By Debbie James

Exceptional mastitis controls and an overall infection rate of just 7.8 cases per 100 cows is enabling a Pembrokeshire dairy farm to dry off 90 per cent of the herd without antibiotics.

William Hannah had routinely tubed all cows at drying off but he now does this selectively, working with his farm vet to treat with antibiotics only cows that need it.

In 2020 just 38 of the 370 New Zealand-type Friesians were dried off with antibiotics – a saving of £1,350.

But the financial saving is not the main reason for the policy of reducing antibiotics; this began seven years ago with an ambition to create a healthy herd.

“Every time we treat a quarter we wipe out so many good bacteria, leaving the udder more susceptible to further problems in the lactation, plus there's the lost milk value,’’ says Mr Hannah, who farms at Mountjoy, a Farming Connect demonstration farm near Haverfordwest.

He now quickly steps in with udder cream and anti-inflammatory medicine at the first sign of any problems.

To achieve the current level of 7.8 mastitis cases per 100 cows – the national average is nearer to 50 cases - cows that have had more than two cases of mastitis are removed from the herd.

The replacement rate in 2020 was 16.6 per cent but this included cows culled for lameness and production as well as mastitis.

Preparation for drying off starts three weeks beforehand with milk recording data used to identify cows with cell counts higher than 250,000 cells/ml – this totalled 18 cows in the 2020-21 season.

These are earmarked for drying off with antibiotics before the main herd together with cows that have had more than one case of mastitis, those with teat end damage or warts or with infections in their uterus; these are all double tubed.

“Drying these off separately prevents any confusion and means that on the day we are applying sealant only so we can concentrate on getting that right,’’ says Mr Hannah.

In the five days prior to drying off the main herd, concentrates are reduced from 4kg/cow/day to just 1kg.

Silage is replaced with high fibre hay or haylage to reduce milk yield – in the latest drying off period average daily milk yield was reduced from 14 litres to 7 litres.

Mr Hannah will have monitored the weather forecast in the week leading up to drying off, to ensure that it can be done on a dry day to reduce risk of bacteria transmission in water.

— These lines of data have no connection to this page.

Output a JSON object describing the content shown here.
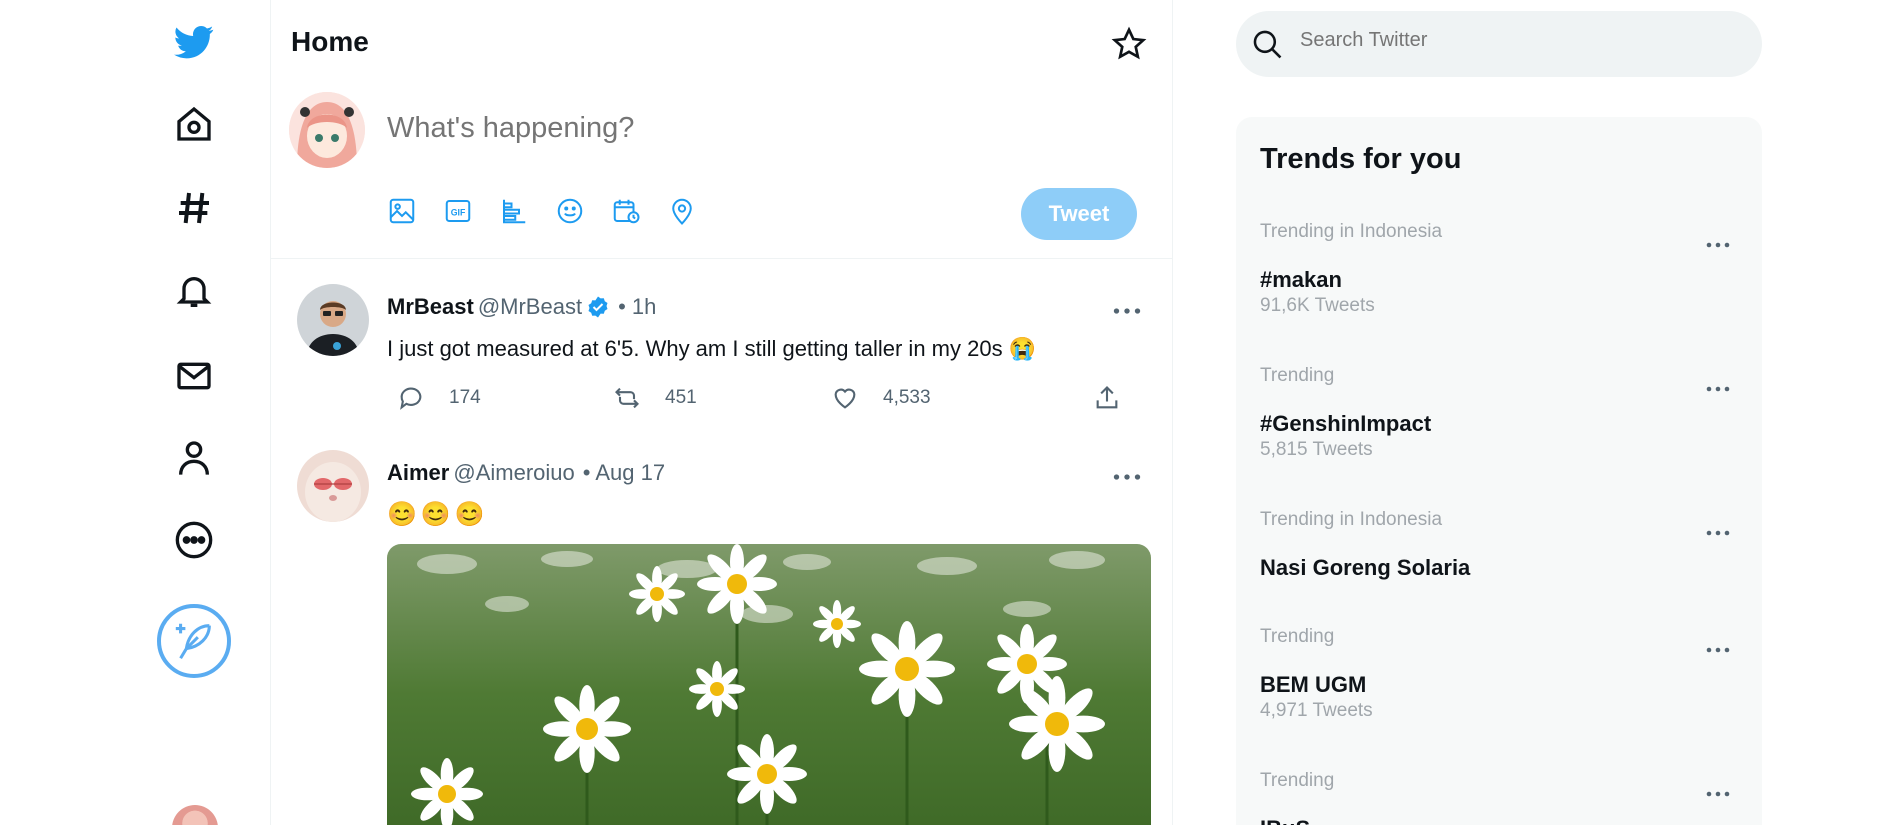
{
  "header": {
    "title": "Home"
  },
  "compose": {
    "placeholder": "What's happening?",
    "tweet_label": "Tweet"
  },
  "nav": {
    "items": [
      "twitter-logo",
      "home",
      "explore",
      "notifications",
      "messages",
      "profile",
      "more"
    ],
    "compose_icon": "feather-plus"
  },
  "tweets": [
    {
      "name": "MrBeast",
      "handle": "@MrBeast",
      "verified": true,
      "time": "• 1h",
      "text": "I just got measured at 6'5. Why am I still getting taller in my 20s 😭",
      "replies": "174",
      "retweets": "451",
      "likes": "4,533"
    },
    {
      "name": "Aimer",
      "handle": "@Aimeroiuo",
      "time": "• Aug 17",
      "text": "😊😊😊",
      "media": "daisy flowers photo"
    }
  ],
  "search": {
    "placeholder": "Search Twitter"
  },
  "trends": {
    "title": "Trends for you",
    "items": [
      {
        "category": "Trending in Indonesia",
        "name": "#makan",
        "count": "91,6K Tweets"
      },
      {
        "category": "Trending",
        "name": "#GenshinImpact",
        "count": "5,815 Tweets"
      },
      {
        "category": "Trending in Indonesia",
        "name": "Nasi Goreng Solaria",
        "count": ""
      },
      {
        "category": "Trending",
        "name": "BEM UGM",
        "count": "4,971 Tweets"
      },
      {
        "category": "Trending",
        "name": "IBuS",
        "count": ""
      }
    ]
  },
  "colors": {
    "accent": "#1d9bf0",
    "tweet_button": "#8ecdf8",
    "secondary_text": "#536471"
  }
}
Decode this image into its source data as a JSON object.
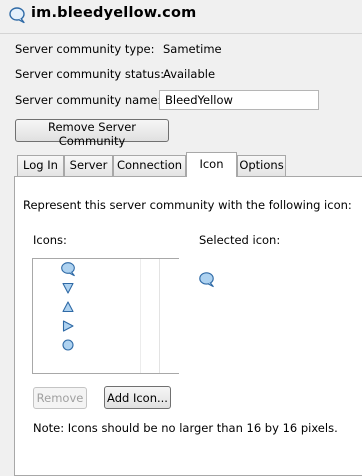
{
  "window": {
    "title": "im.bleedyellow.com",
    "icon": "speech-bubble-icon"
  },
  "fields": {
    "type_label": "Server community type:",
    "type_value": "Sametime",
    "status_label": "Server community status:",
    "status_value": "Available",
    "name_label": "Server community name:",
    "name_value": "BleedYellow"
  },
  "buttons": {
    "remove_community": "Remove Server Community",
    "remove": "Remove",
    "add_icon": "Add Icon..."
  },
  "tabs": [
    {
      "label": "Log In",
      "active": false
    },
    {
      "label": "Server",
      "active": false
    },
    {
      "label": "Connection",
      "active": false
    },
    {
      "label": "Icon",
      "active": true
    },
    {
      "label": "Options",
      "active": false
    }
  ],
  "icon_tab": {
    "description": "Represent this server community with the following icon:",
    "icons_label": "Icons:",
    "selected_label": "Selected icon:",
    "icons": [
      "speech-bubble-icon",
      "triangle-down-icon",
      "triangle-up-icon",
      "triangle-right-icon",
      "circle-icon"
    ],
    "selected_icon": "speech-bubble-icon",
    "note": "Note: Icons should be no larger than 16 by 16 pixels."
  },
  "colors": {
    "icon_fill": "#aed2f0",
    "icon_stroke": "#2f6aa6"
  }
}
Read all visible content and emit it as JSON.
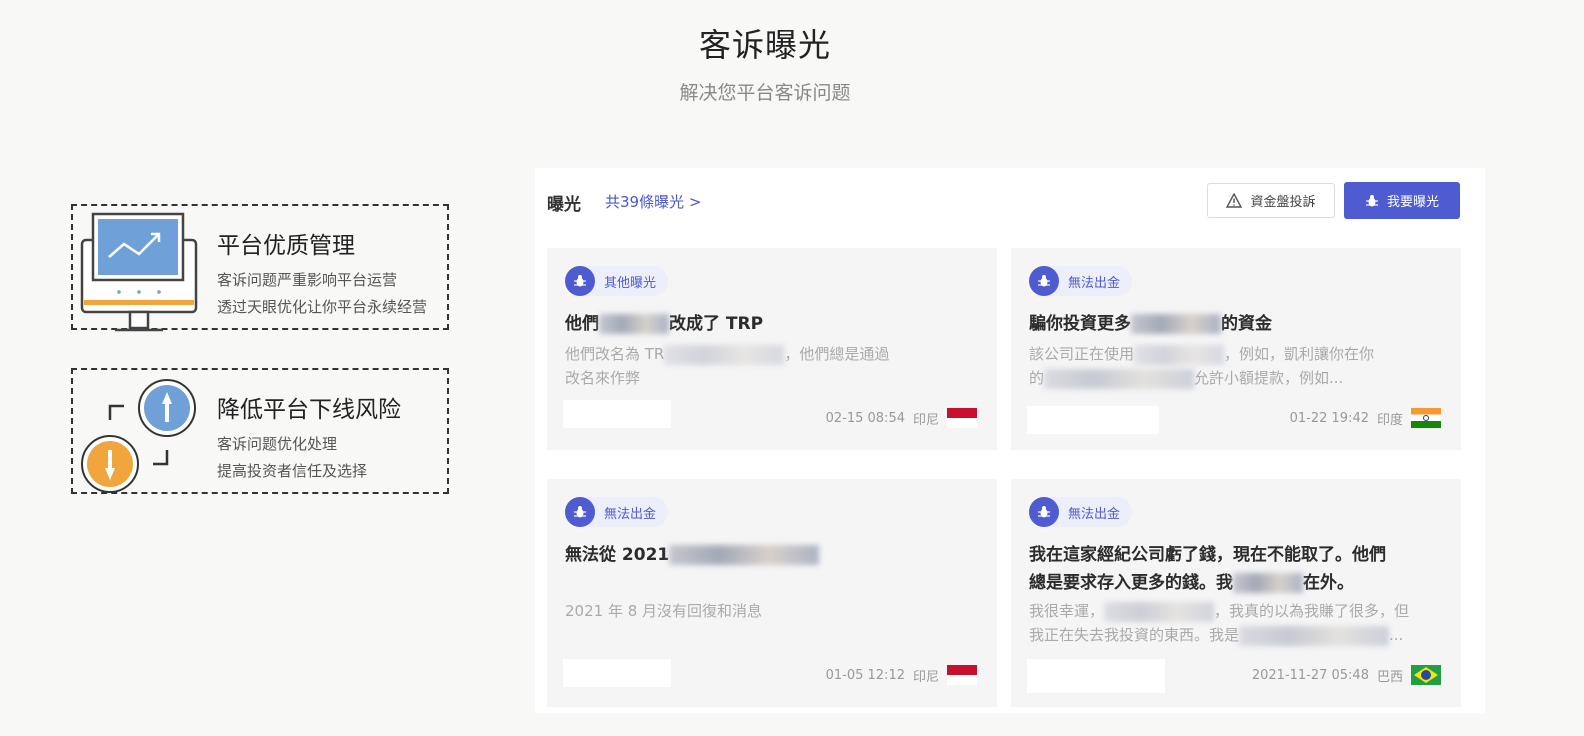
{
  "header": {
    "title": "客诉曝光",
    "subtitle": "解决您平台客诉问题"
  },
  "features": [
    {
      "title": "平台优质管理",
      "lines": [
        "客诉问题严重影响平台运营",
        "透过天眼优化让你平台永续经营"
      ],
      "icon": "monitor-chart-icon"
    },
    {
      "title": "降低平台下线风险",
      "lines": [
        "客诉问题优化处理",
        "提高投资者信任及选择"
      ],
      "icon": "up-down-arrows-icon"
    }
  ],
  "panel": {
    "label": "曝光",
    "count_link": "共39條曝光 >",
    "complain_button": "資金盤投訴",
    "expose_button": "我要曝光"
  },
  "cards": [
    {
      "tag": "其他曝光",
      "title_visible": [
        "他們",
        "改成了 TRP"
      ],
      "desc_visible": [
        "他們改名為 TR",
        "，他們總是通過",
        "改名來作弊"
      ],
      "time": "02-15 08:54",
      "country": "印尼",
      "flag": "indonesia"
    },
    {
      "tag": "無法出金",
      "title_visible": [
        "騙你投資更多",
        "的資金"
      ],
      "desc_visible": [
        "該公司正在使用",
        "，例如，凱利讓你在你",
        "的",
        "允許小額提款，例如..."
      ],
      "time": "01-22 19:42",
      "country": "印度",
      "flag": "india"
    },
    {
      "tag": "無法出金",
      "title_visible": [
        "無法從 2021",
        ""
      ],
      "desc_visible": [
        "2021 年 8 月沒有回復和消息"
      ],
      "time": "01-05 12:12",
      "country": "印尼",
      "flag": "indonesia"
    },
    {
      "tag": "無法出金",
      "title_visible": [
        "我在這家經紀公司虧了錢，現在不能取了。他們",
        "總是要求存入更多的錢。我",
        "在外。"
      ],
      "desc_visible": [
        "我很幸運，",
        "，我真的以為我賺了很多，但",
        "我正在失去我投資的東西。我是",
        "..."
      ],
      "time": "2021-11-27 05:48",
      "country": "巴西",
      "flag": "brazil"
    }
  ],
  "colors": {
    "accent": "#4f5bd0",
    "monitor_blue": "#6fa0d8",
    "orange": "#f0a63c"
  }
}
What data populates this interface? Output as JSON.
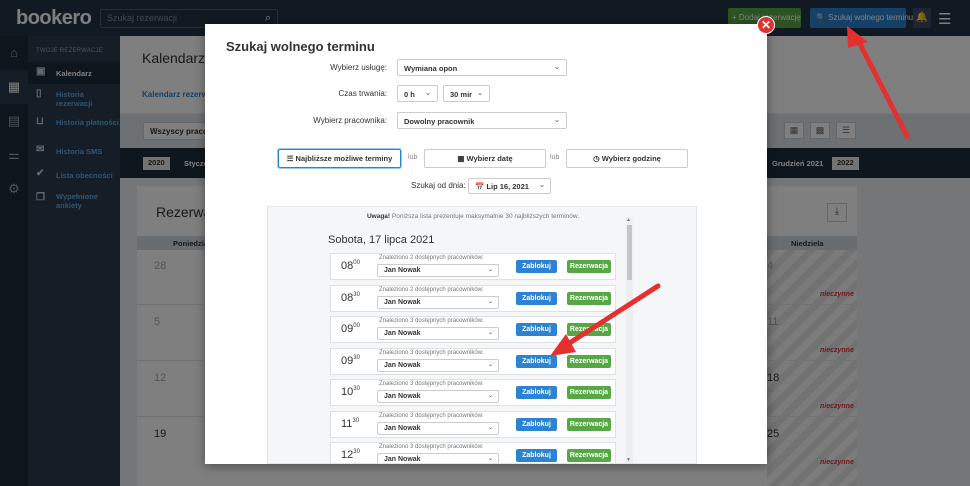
{
  "app": {
    "logo": "bookero"
  },
  "topbar": {
    "search_placeholder": "Szukaj rezerwacji",
    "add_reservation": "+ Dodaj rezerwację",
    "find_slot": "🔍 Szukaj wolnego terminu"
  },
  "sidebar": {
    "section": "TWOJE REZERWACJE",
    "items": [
      {
        "label": "Kalendarz",
        "icon": "calendar-icon"
      },
      {
        "label": "Historia rezerwacji",
        "icon": "bookmark-icon"
      },
      {
        "label": "Historia płatności",
        "icon": "basket-icon"
      },
      {
        "label": "Historia SMS",
        "icon": "envelope-icon"
      },
      {
        "label": "Lista obecności",
        "icon": "check-icon"
      },
      {
        "label": "Wypełnione ankiety",
        "icon": "copy-icon"
      }
    ]
  },
  "main": {
    "title": "Kalendarz re",
    "tab": "Kalendarz rezerwa",
    "filter_button": "Wszyscy pracowni",
    "timeline": {
      "year_left": "2020",
      "month_left": "Styczeń",
      "month_right": "Grudzień 2021",
      "year_right": "2022"
    },
    "calendar_title": "Rezerwac",
    "col_first": "Poniedział",
    "col_last": "Niedziela",
    "day_numbers_left": [
      "28",
      "5",
      "12",
      "19"
    ],
    "day_numbers_right": [
      "4",
      "11",
      "18",
      "25"
    ],
    "closed_label": "nieczynne"
  },
  "modal": {
    "title": "Szukaj wolnego terminu",
    "service_label": "Wybierz usługę:",
    "service_value": "Wymiana opon",
    "duration_label": "Czas trwania:",
    "duration_hours": "0 h",
    "duration_minutes": "30 mir",
    "worker_label": "Wybierz pracownika:",
    "worker_value": "Dowolny pracownik",
    "options": [
      "☰ Najbliższe możliwe terminy",
      "▦ Wybierz datę",
      "◷ Wybierz godzinę"
    ],
    "or": "lub",
    "from_day_label": "Szukaj od dnia:",
    "from_day_value": "📅 Lip 16, 2021",
    "note_bold": "Uwaga!",
    "note_text": "Poniższa lista prezentuje maksymalnie 30 najbliższych terminów.",
    "day_heading": "Sobota, 17 lipca 2021",
    "slots": [
      {
        "hour": "08",
        "min": "00",
        "found": "Znaleziono 2 dostępnych pracowników:"
      },
      {
        "hour": "08",
        "min": "30",
        "found": "Znaleziono 2 dostępnych pracowników:"
      },
      {
        "hour": "09",
        "min": "00",
        "found": "Znaleziono 3 dostępnych pracowników:"
      },
      {
        "hour": "09",
        "min": "30",
        "found": "Znaleziono 3 dostępnych pracowników:"
      },
      {
        "hour": "10",
        "min": "30",
        "found": "Znaleziono 3 dostępnych pracowników:"
      },
      {
        "hour": "11",
        "min": "30",
        "found": "Znaleziono 3 dostępnych pracowników:"
      },
      {
        "hour": "12",
        "min": "30",
        "found": "Znaleziono 3 dostępnych pracowników:"
      }
    ],
    "employee": "Jan Nowak",
    "block_label": "Zablokuj",
    "reserve_label": "Rezerwacja"
  },
  "colors": {
    "primary": "#2b83d1",
    "success": "#56a845",
    "danger": "#e03131",
    "topbar": "#233445"
  }
}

The process starts at midday. “We used to dry off in the morning but the cows were a bit dirtier after lying down more during the night so we now bring them back in again around midday after they have had their morning feed when they are much cleaner,’’ Mr Hannah explains.

Cubicle mats are topped with clean sawdust and lime prior to drying off and fresh bedding is put in place post-drying off too.

Cows are milked again as they come into the parlour, giving around 2-3 litres, and each teat is then wiped with a cotton wool ball pre-soaked in surgical spirits.

Sealant is applied one teat at a time, working from the front to the back to prevent contamination of unsealed teats.

“We make up buckets of pre-soaked balls beforehand and always make sure that we have enough to do the job, keeping the surgical spirit toped up if they start to dry out,’’ Mr Hannah explains.

Gloves are worn and kept clean at all times.

Sealant supplied by the farm vet is then applied. “Due to availability, we have switched to a product that is softer than the sealant we had previously been using and there is also less air in the tube,’’ says Mr Hannah.

“We are getting as good results from these tubes so we are happy with the switch.’’

Teats are dipped and the cows turned back into a collecting yard to stand for around an hour before re-entering the cubicles.

There are three people in the parlour, all fully trained in drying off procedures.

“It is a big task, it takes about four-and-a-half hours, but by doing it in one go we can be 100 per cent focused on getting all the factors correct,’’ says Mr Hannah.

In the future, he may test individual quarters on cows with cell counts over 200,000 cells/ml.

“We believe we may be able to reduce antibiotic usage more by only targeting the problem quarters in these cows,’’ he adds.

“Reducing antibiotic usage is an interesting and rewarding challenge and something we can all learn from each other's experiences.

“Through focusing on ‘prevention is better than cure’ principles, I can't see there being much antibiotic usage at all on farms in ten years.’’